DATASET RECORDS

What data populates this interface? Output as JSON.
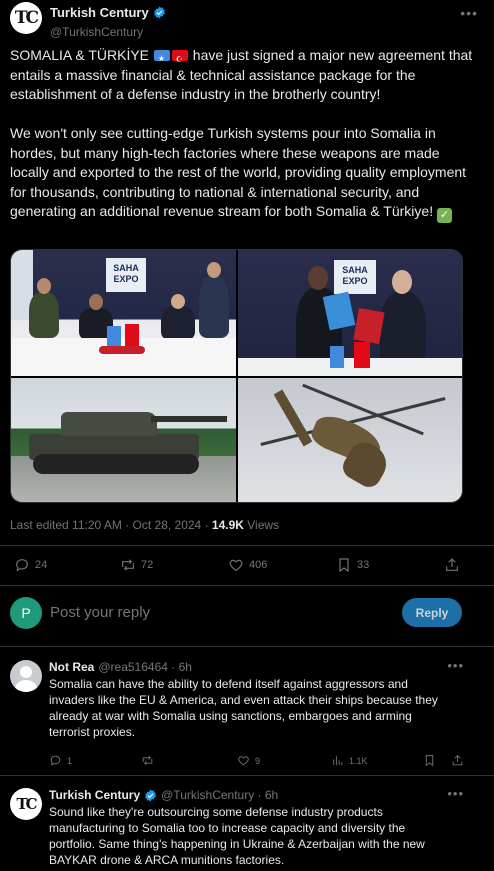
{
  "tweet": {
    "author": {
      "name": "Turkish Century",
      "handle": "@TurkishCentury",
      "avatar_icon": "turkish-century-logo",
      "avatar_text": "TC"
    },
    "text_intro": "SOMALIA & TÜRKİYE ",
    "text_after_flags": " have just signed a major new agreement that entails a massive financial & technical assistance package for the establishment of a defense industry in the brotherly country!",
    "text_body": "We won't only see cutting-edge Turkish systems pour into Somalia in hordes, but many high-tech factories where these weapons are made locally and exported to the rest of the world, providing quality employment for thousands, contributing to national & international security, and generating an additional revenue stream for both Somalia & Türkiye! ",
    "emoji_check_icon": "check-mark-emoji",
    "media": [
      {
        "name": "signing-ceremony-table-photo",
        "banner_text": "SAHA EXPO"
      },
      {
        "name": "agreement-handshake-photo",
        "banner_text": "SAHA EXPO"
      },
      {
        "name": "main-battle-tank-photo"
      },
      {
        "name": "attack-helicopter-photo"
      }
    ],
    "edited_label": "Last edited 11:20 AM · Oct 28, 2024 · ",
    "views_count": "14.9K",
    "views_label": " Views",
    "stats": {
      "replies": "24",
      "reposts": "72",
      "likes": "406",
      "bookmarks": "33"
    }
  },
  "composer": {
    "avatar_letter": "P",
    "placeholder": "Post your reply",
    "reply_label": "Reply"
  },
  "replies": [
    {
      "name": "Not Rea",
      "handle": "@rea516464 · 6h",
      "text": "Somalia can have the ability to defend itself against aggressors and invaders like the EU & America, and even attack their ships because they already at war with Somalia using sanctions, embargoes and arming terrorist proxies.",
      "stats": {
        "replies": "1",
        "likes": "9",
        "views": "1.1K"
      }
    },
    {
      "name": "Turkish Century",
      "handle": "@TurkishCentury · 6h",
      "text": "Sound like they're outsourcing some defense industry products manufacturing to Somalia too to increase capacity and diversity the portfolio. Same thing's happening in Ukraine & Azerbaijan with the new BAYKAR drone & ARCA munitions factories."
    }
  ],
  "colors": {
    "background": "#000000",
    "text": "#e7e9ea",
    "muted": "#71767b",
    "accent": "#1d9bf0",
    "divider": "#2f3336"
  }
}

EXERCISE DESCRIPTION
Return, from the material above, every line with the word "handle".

YOUR RESPONSE
      "handle": "@TurkishCentury",
      "handle": "@rea516464 · 6h",
      "handle": "@TurkishCentury · 6h",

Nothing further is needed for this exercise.